> Assignment:
Look through the material below and copy every line containing the word "JSON".

================

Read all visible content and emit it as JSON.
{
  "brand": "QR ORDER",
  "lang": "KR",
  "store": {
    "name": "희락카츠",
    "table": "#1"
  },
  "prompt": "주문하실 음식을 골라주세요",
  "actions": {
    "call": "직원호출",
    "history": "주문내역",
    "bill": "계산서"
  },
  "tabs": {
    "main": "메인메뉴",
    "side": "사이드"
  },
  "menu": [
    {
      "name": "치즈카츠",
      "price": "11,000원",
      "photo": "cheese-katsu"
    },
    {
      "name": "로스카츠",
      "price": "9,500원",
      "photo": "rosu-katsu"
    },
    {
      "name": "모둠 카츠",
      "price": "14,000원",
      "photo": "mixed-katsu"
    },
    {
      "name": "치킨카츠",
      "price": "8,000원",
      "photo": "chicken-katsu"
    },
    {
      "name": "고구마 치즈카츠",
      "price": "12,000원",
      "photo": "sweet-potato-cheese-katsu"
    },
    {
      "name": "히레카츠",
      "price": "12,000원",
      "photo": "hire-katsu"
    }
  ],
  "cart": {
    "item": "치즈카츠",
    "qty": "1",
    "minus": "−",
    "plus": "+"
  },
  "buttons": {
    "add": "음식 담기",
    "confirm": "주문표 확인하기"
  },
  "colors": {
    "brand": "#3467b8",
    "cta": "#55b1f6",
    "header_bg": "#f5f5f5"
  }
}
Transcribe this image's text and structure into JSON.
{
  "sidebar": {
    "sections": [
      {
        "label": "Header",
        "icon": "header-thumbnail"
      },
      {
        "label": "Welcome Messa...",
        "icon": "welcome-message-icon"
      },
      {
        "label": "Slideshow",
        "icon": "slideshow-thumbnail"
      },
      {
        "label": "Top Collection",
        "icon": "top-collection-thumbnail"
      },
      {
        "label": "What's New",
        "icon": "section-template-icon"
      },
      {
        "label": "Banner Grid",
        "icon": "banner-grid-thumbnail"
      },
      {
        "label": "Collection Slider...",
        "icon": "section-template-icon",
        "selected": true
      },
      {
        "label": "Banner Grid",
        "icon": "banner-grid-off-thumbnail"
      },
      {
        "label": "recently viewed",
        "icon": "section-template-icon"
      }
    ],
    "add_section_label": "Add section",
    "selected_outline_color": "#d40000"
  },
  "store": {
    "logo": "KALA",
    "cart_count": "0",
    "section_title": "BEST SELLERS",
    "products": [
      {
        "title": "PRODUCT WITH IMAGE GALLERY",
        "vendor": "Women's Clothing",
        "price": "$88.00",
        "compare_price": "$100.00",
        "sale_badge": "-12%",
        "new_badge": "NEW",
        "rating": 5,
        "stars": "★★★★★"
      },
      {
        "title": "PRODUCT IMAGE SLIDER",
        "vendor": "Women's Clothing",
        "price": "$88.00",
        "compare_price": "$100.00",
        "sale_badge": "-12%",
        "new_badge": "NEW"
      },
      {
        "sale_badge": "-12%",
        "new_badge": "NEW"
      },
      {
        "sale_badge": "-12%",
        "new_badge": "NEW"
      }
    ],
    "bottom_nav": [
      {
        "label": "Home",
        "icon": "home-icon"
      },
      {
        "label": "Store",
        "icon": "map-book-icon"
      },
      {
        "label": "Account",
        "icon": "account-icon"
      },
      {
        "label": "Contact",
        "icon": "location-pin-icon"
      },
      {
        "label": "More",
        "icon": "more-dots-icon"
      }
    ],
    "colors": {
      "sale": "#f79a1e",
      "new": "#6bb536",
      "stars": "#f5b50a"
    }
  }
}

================

> Written solution:
Read all visible content and emit it as JSON.
Transcribe this image's text and structure into JSON.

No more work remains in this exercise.